Even in the world of functional behavioural observation, there’s the dichotomous view that people are doing things either in an effort to “get / obtain this” or to “protest / escape / avoid” that. We have internal factors of changing perceptions, opinions, biases and other cognitive events. We also have (referring back to that rolling fulcrum concept) highly variable sensory levels. Some people have much more variable or sensitive sensory worlds, or even frequently-changing levels of perceptual-channel processing that affect the interactions between their inner and outer worlds. A lack of understanding of this in the observer can yield some lopsided or erroneous perceptions about the environmental Antecedants, much less the resulting Behaviour-Consequences.
At first glance, these outliers seem to be “badly wired” — they don’t respond to things they way they “ought” to, totally ignoring how the behaviourists expect them to behave. But again, the point of behavioural ecology is figuring out how organisms’ behaviour adapts to different ecological conditions.

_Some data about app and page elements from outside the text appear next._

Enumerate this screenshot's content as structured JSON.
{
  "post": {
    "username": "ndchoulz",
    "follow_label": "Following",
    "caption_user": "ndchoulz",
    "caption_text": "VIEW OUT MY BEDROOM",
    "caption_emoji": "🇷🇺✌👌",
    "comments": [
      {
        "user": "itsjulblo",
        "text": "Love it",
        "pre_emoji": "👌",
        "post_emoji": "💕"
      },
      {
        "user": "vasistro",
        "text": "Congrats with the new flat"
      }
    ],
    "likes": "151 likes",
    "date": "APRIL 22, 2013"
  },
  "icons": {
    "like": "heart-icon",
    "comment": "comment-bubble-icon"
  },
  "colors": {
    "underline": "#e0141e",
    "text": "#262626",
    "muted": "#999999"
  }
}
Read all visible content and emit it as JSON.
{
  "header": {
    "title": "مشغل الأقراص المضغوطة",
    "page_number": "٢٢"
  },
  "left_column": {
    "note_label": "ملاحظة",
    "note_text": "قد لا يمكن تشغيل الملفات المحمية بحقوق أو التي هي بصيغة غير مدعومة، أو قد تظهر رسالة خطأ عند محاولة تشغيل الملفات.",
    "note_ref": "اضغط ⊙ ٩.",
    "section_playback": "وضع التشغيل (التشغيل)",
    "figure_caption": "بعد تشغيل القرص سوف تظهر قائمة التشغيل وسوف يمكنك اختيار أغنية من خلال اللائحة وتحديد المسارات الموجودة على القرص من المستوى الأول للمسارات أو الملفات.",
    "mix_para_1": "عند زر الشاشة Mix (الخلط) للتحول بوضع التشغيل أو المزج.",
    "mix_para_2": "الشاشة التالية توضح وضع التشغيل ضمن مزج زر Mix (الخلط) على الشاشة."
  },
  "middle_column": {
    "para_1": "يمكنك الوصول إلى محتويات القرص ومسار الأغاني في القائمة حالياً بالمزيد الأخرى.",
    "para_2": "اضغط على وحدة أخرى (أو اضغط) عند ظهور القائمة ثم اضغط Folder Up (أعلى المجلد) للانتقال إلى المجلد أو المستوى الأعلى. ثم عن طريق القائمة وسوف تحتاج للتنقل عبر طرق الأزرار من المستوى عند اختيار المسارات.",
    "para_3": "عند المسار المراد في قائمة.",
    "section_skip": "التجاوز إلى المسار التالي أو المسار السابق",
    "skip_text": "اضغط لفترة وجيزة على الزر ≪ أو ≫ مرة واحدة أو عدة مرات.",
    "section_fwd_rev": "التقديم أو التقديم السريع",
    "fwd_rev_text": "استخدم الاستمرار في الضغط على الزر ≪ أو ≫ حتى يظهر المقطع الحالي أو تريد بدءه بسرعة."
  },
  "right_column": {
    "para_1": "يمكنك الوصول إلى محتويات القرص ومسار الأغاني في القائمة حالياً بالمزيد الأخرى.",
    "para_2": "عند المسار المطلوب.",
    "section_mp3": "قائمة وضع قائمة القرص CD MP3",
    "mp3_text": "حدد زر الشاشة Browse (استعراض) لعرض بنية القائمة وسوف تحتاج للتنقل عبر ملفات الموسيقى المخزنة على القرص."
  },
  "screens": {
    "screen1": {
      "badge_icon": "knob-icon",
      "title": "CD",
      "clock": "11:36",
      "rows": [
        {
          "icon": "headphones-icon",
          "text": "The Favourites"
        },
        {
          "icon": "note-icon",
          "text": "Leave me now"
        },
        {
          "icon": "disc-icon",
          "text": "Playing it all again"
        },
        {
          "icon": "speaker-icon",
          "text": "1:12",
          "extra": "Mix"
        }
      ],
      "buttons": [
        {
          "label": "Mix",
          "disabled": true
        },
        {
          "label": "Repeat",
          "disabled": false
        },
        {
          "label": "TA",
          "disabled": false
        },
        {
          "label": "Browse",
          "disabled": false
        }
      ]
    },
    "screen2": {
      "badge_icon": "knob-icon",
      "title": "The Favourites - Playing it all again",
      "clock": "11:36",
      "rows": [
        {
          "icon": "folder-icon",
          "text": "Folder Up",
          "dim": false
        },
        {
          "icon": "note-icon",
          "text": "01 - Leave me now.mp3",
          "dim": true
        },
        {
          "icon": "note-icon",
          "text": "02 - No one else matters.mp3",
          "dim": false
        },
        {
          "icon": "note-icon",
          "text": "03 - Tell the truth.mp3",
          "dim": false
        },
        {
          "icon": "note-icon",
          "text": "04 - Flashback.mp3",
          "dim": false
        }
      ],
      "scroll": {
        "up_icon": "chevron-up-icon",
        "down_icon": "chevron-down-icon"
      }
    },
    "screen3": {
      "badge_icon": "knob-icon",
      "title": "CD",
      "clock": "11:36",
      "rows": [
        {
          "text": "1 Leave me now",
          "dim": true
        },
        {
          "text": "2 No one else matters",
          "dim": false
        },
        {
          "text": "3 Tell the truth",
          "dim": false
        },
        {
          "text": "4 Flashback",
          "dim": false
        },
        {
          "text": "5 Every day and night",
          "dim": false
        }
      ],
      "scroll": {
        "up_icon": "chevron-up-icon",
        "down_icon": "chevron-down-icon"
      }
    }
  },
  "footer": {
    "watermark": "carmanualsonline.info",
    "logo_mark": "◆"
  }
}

Human genetic diversity yields people with different ways of responding to the environment, whether that’s a changing environment or a relatively static one. If one person out of a hundred reacts differently to the same situation, their reaction probably serves some functional purpose for them. Different doesn’t necessarily mean wrong, just different — any behaviour that serves a functional purpose is adaptive!
There’s nothing like spending hours observing students to realise that the same situational antecedants don’t necessarily produce the same behaviours or consequences. And when observing the results of various attempts to train, shape, fade, extinguish or instill specific behaviours, we find that our students are not nearly as tractable as lab rats. Frankly, it is not easy, nor always desireable to shape or manipulate our student’s behaviours with various positive & negative reinforcers (or punishers). Such methods do have their uses, but we need to be mindful that intrinsic self-motivatione is something the student will always carry with them, whereas our extrinsic modifiers may not.
More so than any other animal, humans spend a lot of time changing their environments. We can more successfully work with students’ individual wants and needs by engaging them in shared ownership of the learning process. We do that by giving them more choices in how they acquire and then demonstrate their learning, so they can adapt their environments to better fit their individual needs. Too often we try to make all the students fit the same niche, and then don’t understand why they cannot all succeed. (The reason we have “special” education is because “normal” education is too narrow of an environment to provide enough niches.)
Sometimes we forget that one of the important basics of education is figuring out what you are good at doing, and how to use that to achieve your goals — we don’t want to spend too much of our time endlessly trying to improve our weak areas. We also want our students to be able to learn how to identify what their own needs are, and different ways of meeting those needs.
So why do I end up spending so much time observing people, even when I’m not doing so for an official assessment? Because one of my own needs is making sense of people, and figuring out how people determine what their needs are, and how they work to achieve them.
* Miller J. R., Strickler K.L. (1984) Finding and accepting host plants. In: Bell W. J., Cardé R. (eds) Chemical Ecology of Insects, pp. 127–155. Chapman and Hall, New York.